MATERIAL PROVIDED START

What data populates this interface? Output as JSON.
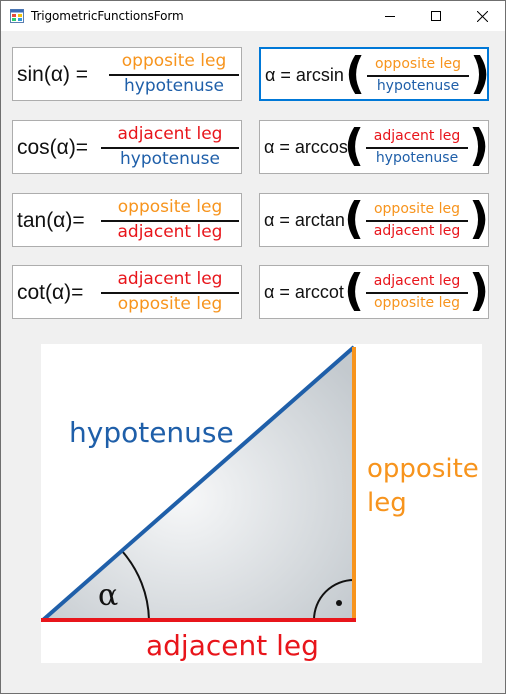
{
  "window": {
    "title": "TrigometricFunctionsForm",
    "colors": {
      "orange": "#f7941d",
      "blue": "#1f5fa9",
      "red": "#e8151b",
      "focus": "#0078d7"
    }
  },
  "formulas": [
    {
      "fn": "sin(α) =",
      "num": "opposite leg",
      "den": "hypotenuse"
    },
    {
      "fn": "cos(α)=",
      "num": "adjacent leg",
      "den": "hypotenuse"
    },
    {
      "fn": "tan(α)=",
      "num": "opposite leg",
      "den": "adjacent leg"
    },
    {
      "fn": "cot(α)=",
      "num": "adjacent leg",
      "den": "opposite leg"
    }
  ],
  "inverse": [
    {
      "fn": "α = arcsin",
      "num": "opposite leg",
      "den": "hypotenuse"
    },
    {
      "fn": "α = arccos",
      "num": "adjacent leg",
      "den": "hypotenuse"
    },
    {
      "fn": "α = arctan",
      "num": "opposite leg",
      "den": "adjacent leg"
    },
    {
      "fn": "α = arccot",
      "num": "adjacent leg",
      "den": "opposite leg"
    }
  ],
  "diagram": {
    "hypotenuse": "hypotenuse",
    "opposite_line1": "opposite",
    "opposite_line2": "leg",
    "adjacent": "adjacent leg",
    "angle": "α"
  }
}
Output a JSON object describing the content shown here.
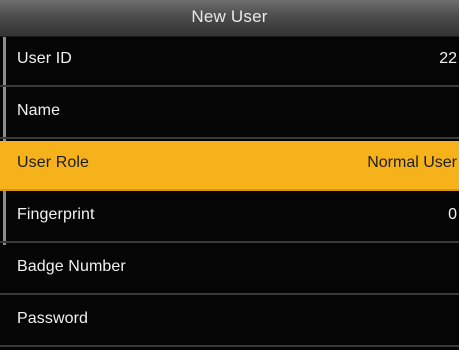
{
  "header": {
    "title": "New User"
  },
  "rows": [
    {
      "label": "User ID",
      "value": "22"
    },
    {
      "label": "Name",
      "value": ""
    },
    {
      "label": "User Role",
      "value": "Normal User"
    },
    {
      "label": "Fingerprint",
      "value": "0"
    },
    {
      "label": "Badge Number",
      "value": ""
    },
    {
      "label": "Password",
      "value": ""
    }
  ],
  "colors": {
    "selected_bg": "#f6b21a",
    "background": "#050505",
    "divider": "#3a3a3a"
  }
}
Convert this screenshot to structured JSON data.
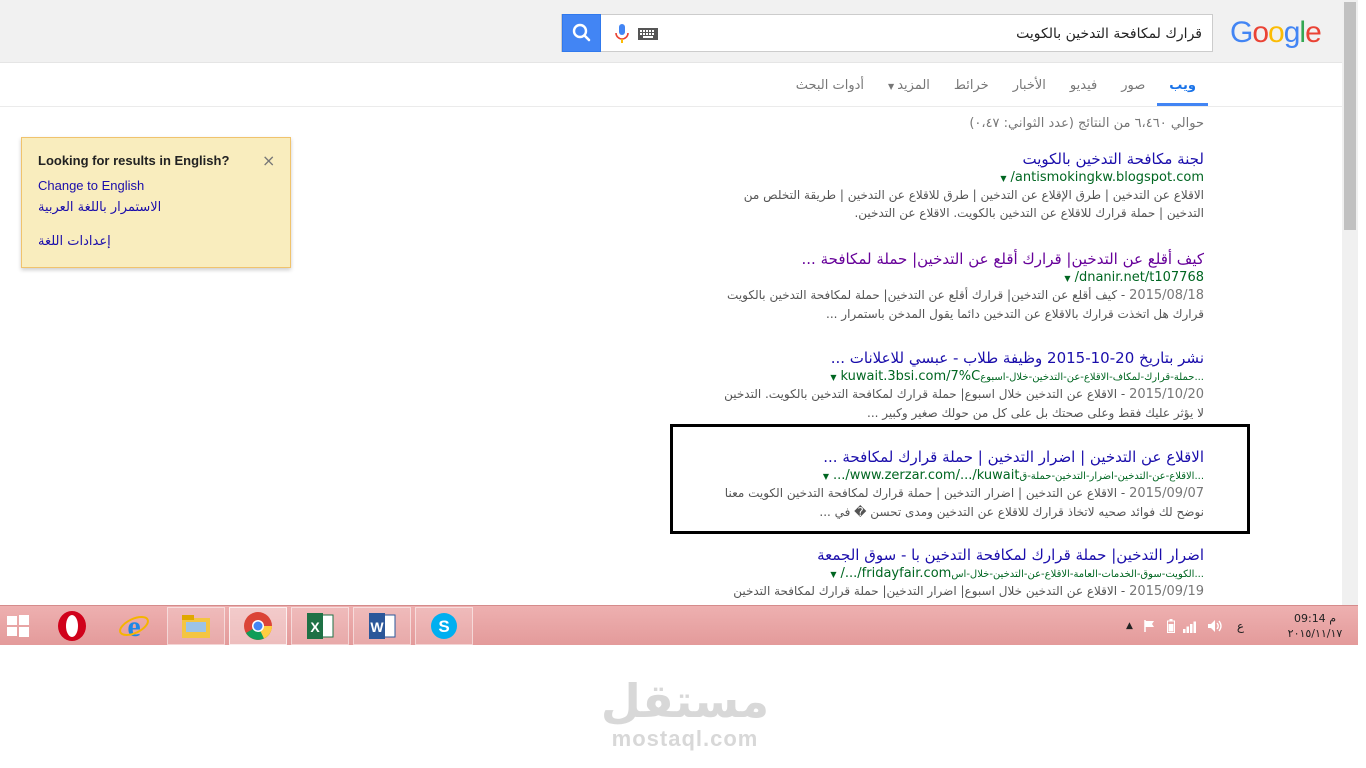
{
  "header": {
    "logo_text": [
      "G",
      "o",
      "o",
      "g",
      "l",
      "e"
    ],
    "search_value": "قرارك لمكافحة التدخين بالكويت"
  },
  "tabs": [
    {
      "label": "ويب",
      "active": true
    },
    {
      "label": "صور"
    },
    {
      "label": "فيديو"
    },
    {
      "label": "الأخبار"
    },
    {
      "label": "خرائط"
    },
    {
      "label": "المزيد",
      "dropdown": true
    },
    {
      "label": "أدوات البحث"
    }
  ],
  "stats": "حوالي ٦،٤٦٠ من النتائج (عدد الثواني: ٠،٤٧)",
  "lang_panel": {
    "heading": "Looking for results in English?",
    "close": "×",
    "change": "Change to English",
    "continue": "الاستمرار باللغة العربية",
    "settings": "إعدادات اللغة"
  },
  "results": [
    {
      "title": "لجنة مكافحة التدخين بالكويت",
      "url_pre": "antismoking",
      "url_bold": "",
      "url": "antismokingkw.blogspot.com/",
      "line1": "الاقلاع عن التدخين | طرق الإقلاع عن التدخين | طرق للاقلاع عن التدخين | طريقة التخلص من",
      "line2": "التدخين | حملة قرارك للاقلاع عن التدخين بالكويت. الاقلاع عن التدخين."
    },
    {
      "title": "كيف أقلع عن التدخين| قرارك أقلع عن التدخين| حملة لمكافحة ...",
      "url": "dnanir.net/t107768/",
      "date": "2015/08/18",
      "line1": "- كيف أقلع عن التدخين| قرارك أقلع عن التدخين| حملة لمكافحة التدخين بالكويت",
      "line2": "قرارك هل اتخذت قرارك بالاقلاع عن التدخين دائما يقول المدخن باستمرار ..."
    },
    {
      "title": "نشر بتاريخ 20-10-2015 وظيفة طلاب - عبسي للاعلانات ...",
      "url": "kuwait.3bsi.com/7%C",
      "url_tail": "...حملة-قرارك-لمكاف-الاقلاع-عن-التدخين-خلال-اسبوع",
      "date": "2015/10/20",
      "line1": "- الاقلاع عن التدخين خلال اسبوع| حملة قرارك لمكافحة التدخين بالكويت. التدخين",
      "line2": "لا يؤثر عليك فقط وعلى صحتك بل على كل من حولك صغير وكبير ..."
    },
    {
      "title": "الاقلاع عن التدخين | اضرار التدخين | حملة قرارك لمكافحة ...",
      "url": "www.zerzar.com/.../kuwait/...",
      "url_tail": "...الاقلاع-عن-التدخين-اضرار-التدخين-حملة-ق",
      "date": "2015/09/07",
      "line1": "- الاقلاع عن التدخين | اضرار التدخين | حملة قرارك لمكافحة التدخين الكويت معنا",
      "line2": "نوضح لك فوائد صحيه لاتخاذ قرارك للاقلاع عن التدخين ومدى تحسن � في ..."
    },
    {
      "title": "اضرار التدخين| حملة قرارك لمكافحة التدخين با - سوق الجمعة",
      "url": "fridayfair.com/.../",
      "url_tail": "...الكويت-سوق-الخدمات-العامة-الاقلاع-عن-التدخين-خلال-اس",
      "date": "2015/09/19",
      "line1": "- الاقلاع عن التدخين خلال اسبوع| اضرار التدخين| حملة قرارك لمكافحة التدخين"
    }
  ],
  "taskbar": {
    "apps": [
      "windows-start",
      "opera",
      "internet-explorer",
      "file-explorer",
      "chrome",
      "excel",
      "word",
      "skype"
    ],
    "lang": "ع",
    "time": "09:14 م",
    "date": "٢٠١٥/١١/١٧"
  },
  "watermark": {
    "arabic": "مستقل",
    "latin": "mostaql.com"
  }
}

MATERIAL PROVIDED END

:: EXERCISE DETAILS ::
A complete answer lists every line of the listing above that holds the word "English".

:: RESULT ::
    "heading": "Looking for results in English?",
    "change": "Change to English",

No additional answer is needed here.